Activity
Find each line below that includes "purchases", then copy it.

START Data records

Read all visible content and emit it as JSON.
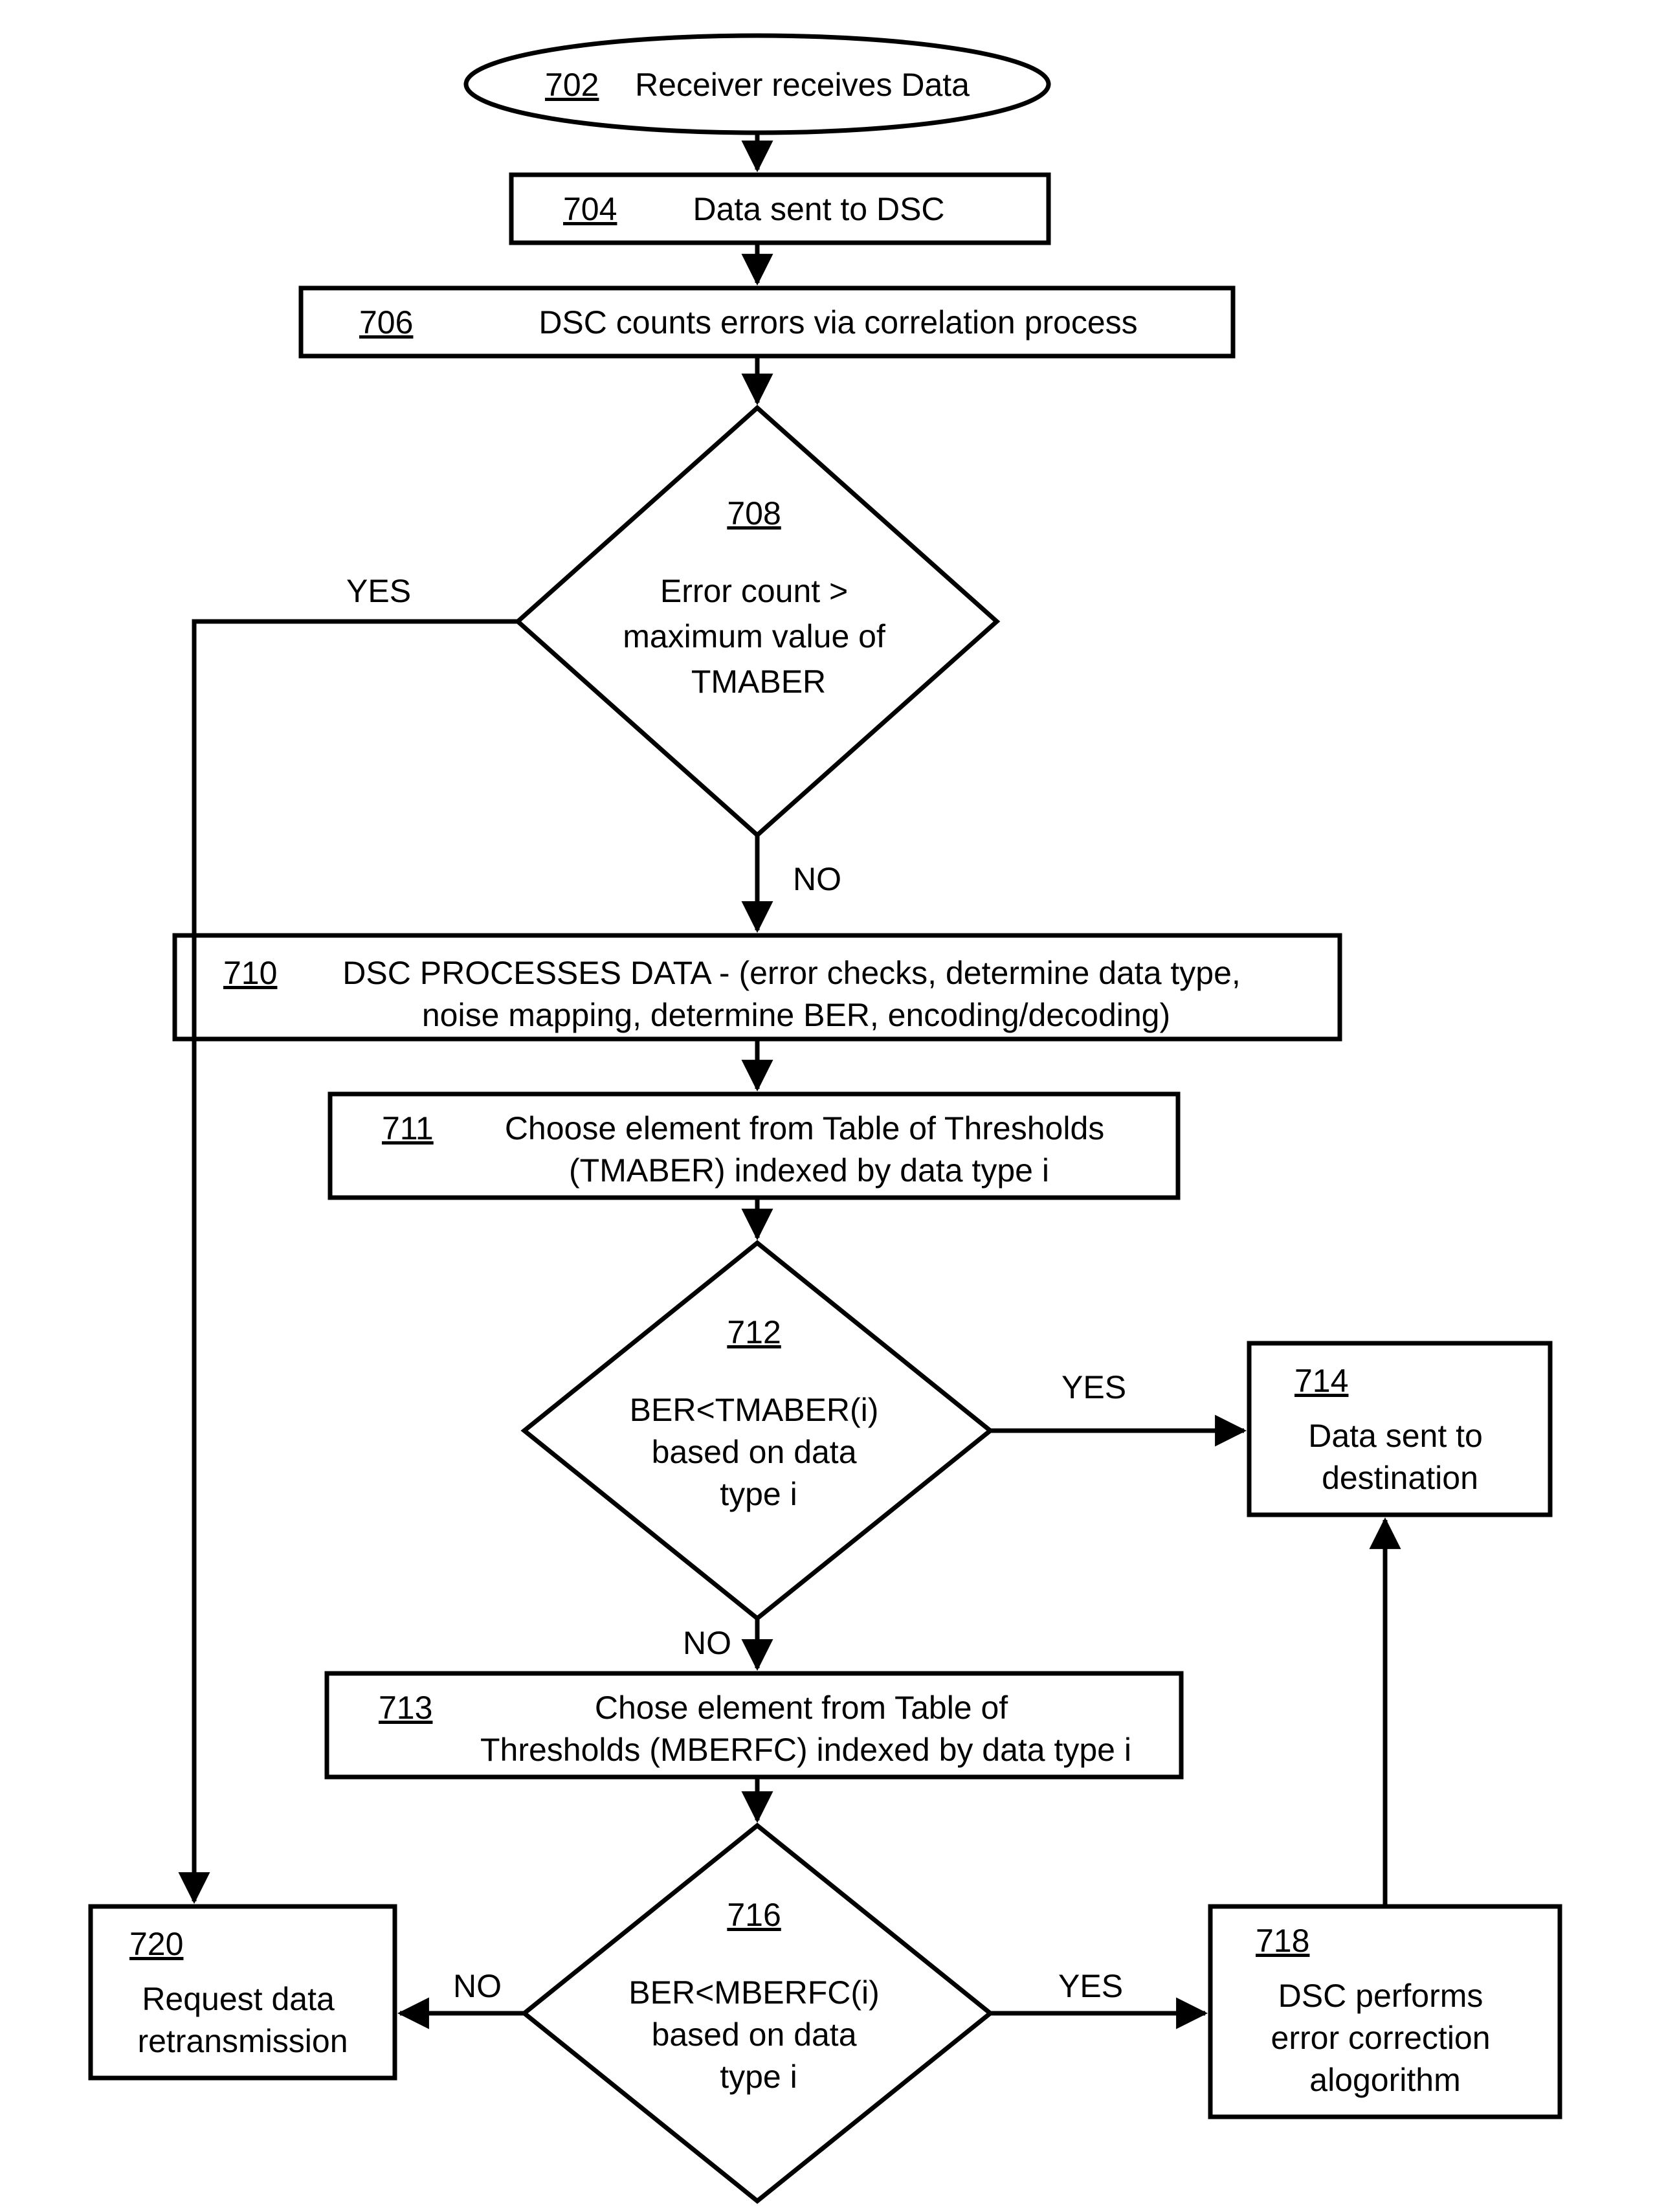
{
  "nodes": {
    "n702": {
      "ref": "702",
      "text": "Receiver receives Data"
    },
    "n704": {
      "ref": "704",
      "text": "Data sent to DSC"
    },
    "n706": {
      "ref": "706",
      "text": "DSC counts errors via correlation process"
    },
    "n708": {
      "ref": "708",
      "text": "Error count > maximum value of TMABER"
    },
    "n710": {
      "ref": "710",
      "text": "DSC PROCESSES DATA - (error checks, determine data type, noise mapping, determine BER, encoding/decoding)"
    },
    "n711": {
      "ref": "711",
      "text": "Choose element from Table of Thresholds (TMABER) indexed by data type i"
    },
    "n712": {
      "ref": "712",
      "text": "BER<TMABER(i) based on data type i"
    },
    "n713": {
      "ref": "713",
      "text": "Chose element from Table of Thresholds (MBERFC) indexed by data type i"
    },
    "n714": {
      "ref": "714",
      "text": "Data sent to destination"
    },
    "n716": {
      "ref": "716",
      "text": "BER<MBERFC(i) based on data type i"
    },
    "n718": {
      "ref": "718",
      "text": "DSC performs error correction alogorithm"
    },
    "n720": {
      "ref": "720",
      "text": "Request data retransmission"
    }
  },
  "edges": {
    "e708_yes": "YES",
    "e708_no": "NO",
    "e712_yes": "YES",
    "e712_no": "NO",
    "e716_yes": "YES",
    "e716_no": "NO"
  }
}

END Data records
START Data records

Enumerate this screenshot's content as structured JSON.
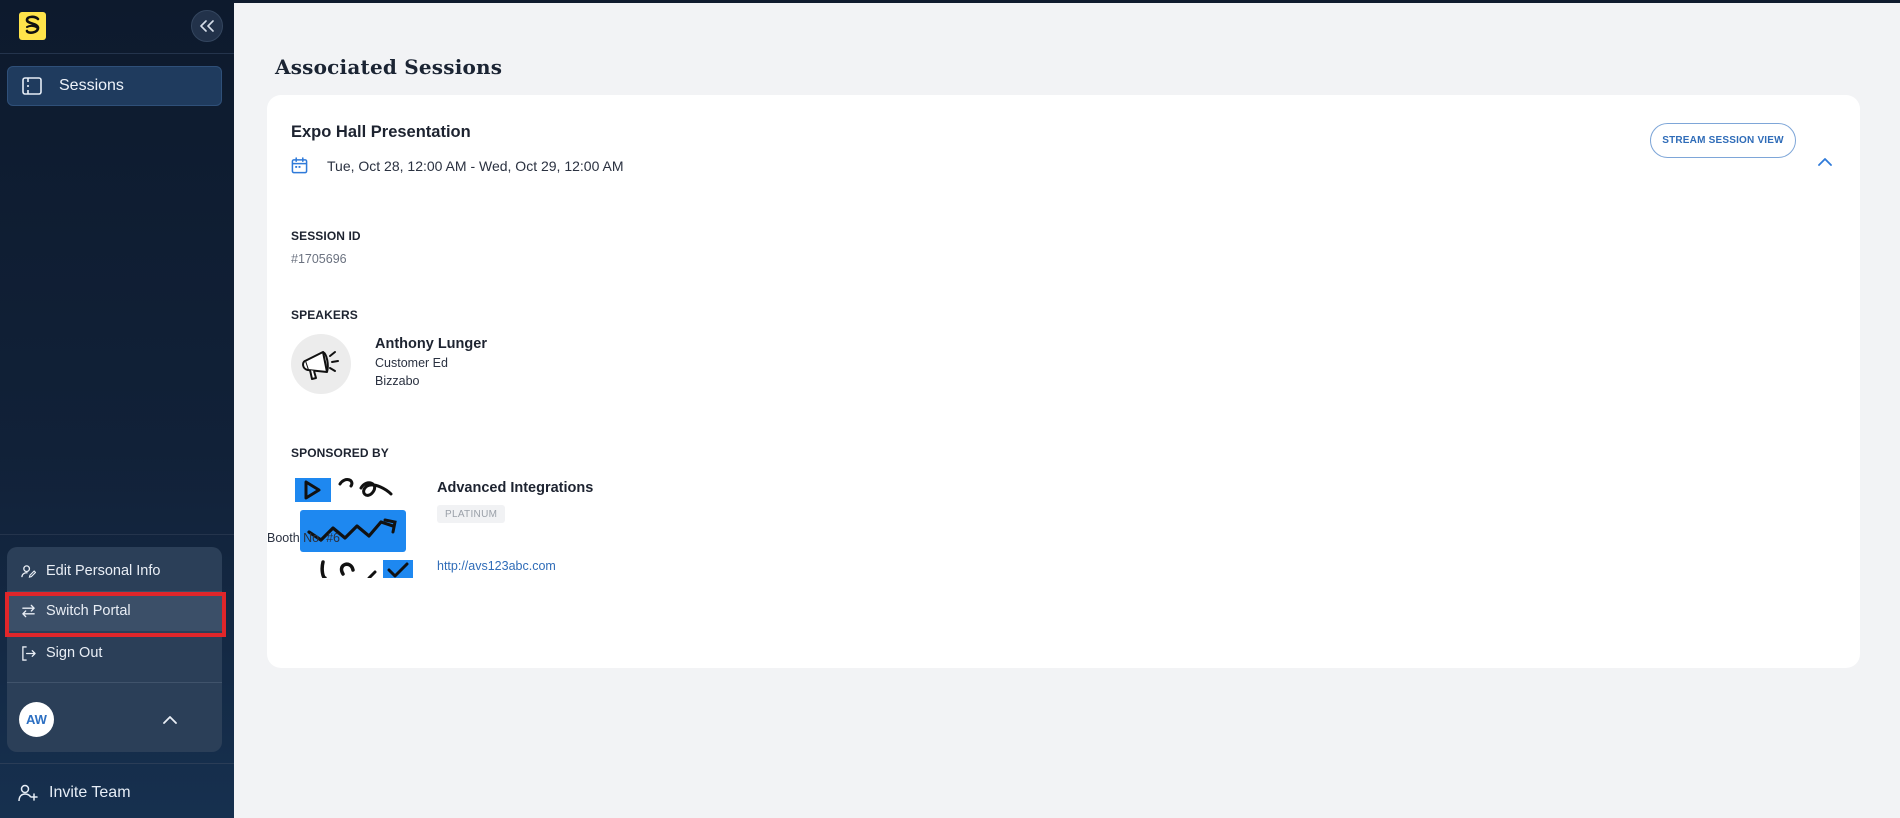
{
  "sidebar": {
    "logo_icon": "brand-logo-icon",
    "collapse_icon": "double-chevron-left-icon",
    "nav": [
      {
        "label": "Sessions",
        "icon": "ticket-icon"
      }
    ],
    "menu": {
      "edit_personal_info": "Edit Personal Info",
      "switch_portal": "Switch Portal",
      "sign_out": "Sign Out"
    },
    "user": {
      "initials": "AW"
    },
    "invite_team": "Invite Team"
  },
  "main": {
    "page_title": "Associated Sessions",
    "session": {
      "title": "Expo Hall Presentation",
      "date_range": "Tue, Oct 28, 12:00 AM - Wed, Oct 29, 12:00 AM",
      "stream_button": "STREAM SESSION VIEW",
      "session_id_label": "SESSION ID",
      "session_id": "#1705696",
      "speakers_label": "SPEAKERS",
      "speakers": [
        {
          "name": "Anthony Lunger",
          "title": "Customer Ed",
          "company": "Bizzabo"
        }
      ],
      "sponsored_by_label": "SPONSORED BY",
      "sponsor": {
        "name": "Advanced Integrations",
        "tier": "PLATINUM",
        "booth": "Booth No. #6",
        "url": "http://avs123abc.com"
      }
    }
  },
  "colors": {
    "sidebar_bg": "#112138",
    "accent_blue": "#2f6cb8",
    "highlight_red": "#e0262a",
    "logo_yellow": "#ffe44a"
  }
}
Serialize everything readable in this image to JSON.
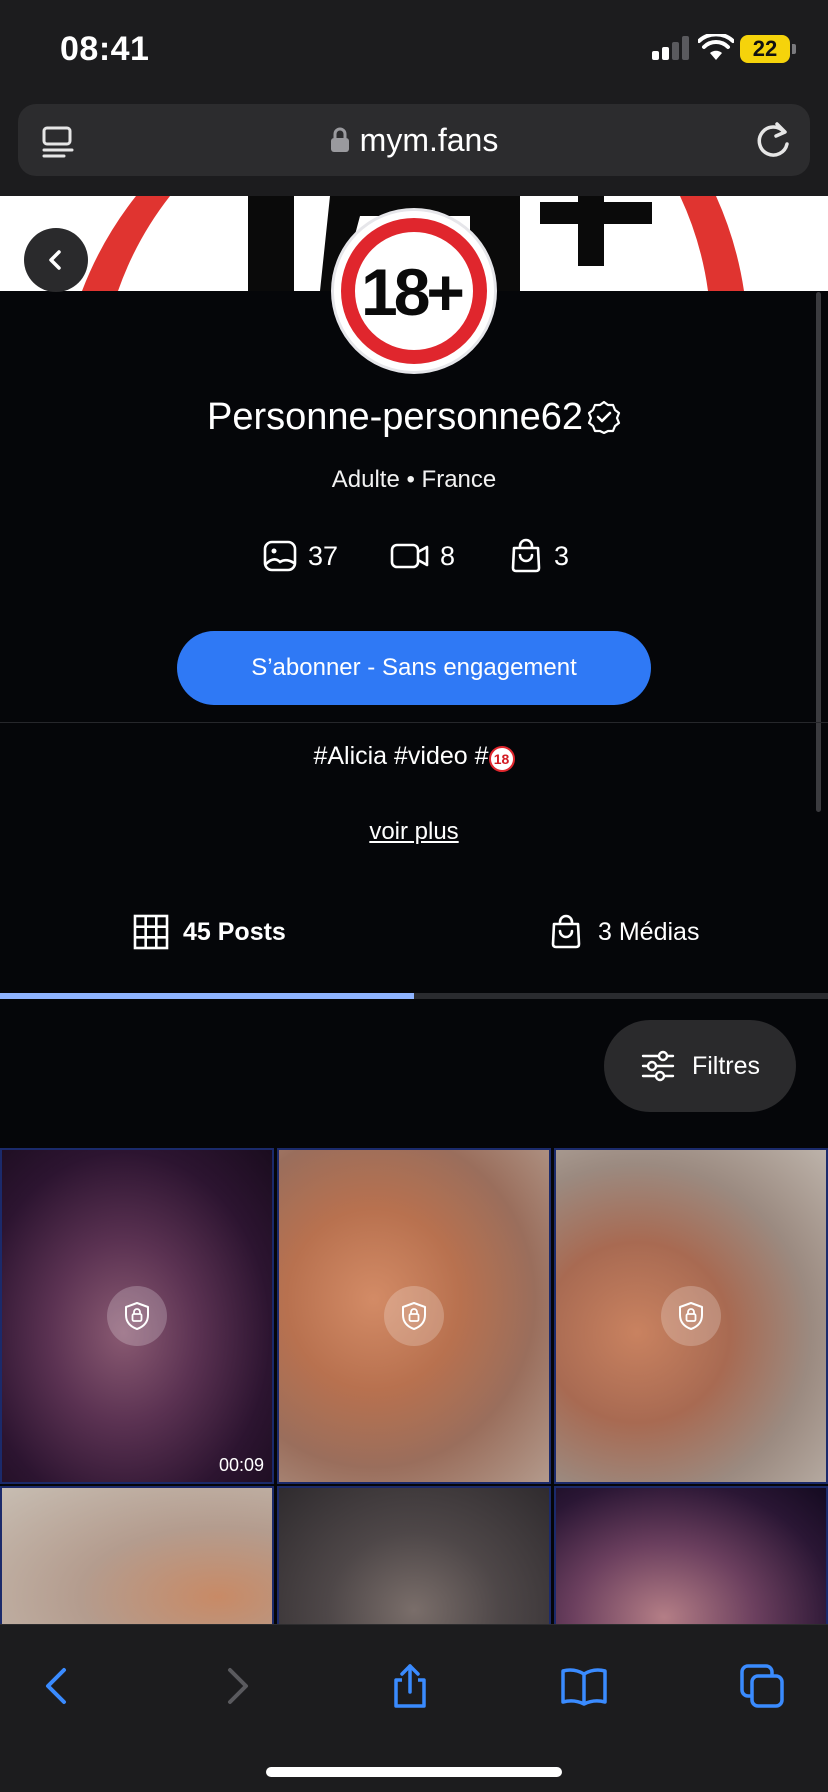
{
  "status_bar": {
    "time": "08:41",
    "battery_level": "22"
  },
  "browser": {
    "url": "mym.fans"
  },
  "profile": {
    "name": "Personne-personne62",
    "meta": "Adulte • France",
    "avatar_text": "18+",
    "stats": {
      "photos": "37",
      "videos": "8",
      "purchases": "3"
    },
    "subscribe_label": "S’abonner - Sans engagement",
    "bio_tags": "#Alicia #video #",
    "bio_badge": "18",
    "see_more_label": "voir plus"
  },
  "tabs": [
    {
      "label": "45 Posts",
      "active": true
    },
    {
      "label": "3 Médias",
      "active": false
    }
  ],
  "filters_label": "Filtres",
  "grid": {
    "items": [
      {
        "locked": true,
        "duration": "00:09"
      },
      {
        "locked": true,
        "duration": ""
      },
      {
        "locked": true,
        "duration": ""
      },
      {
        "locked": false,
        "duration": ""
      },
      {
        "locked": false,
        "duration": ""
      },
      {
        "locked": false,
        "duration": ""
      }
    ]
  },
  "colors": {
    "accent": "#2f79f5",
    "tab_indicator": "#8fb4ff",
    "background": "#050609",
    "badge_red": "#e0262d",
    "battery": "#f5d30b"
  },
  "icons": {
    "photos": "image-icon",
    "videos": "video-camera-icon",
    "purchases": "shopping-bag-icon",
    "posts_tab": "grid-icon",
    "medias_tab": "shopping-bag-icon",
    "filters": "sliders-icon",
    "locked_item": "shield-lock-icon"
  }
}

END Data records

Your solution
      "purchases": "3"
    "purchases": "shopping-bag-icon",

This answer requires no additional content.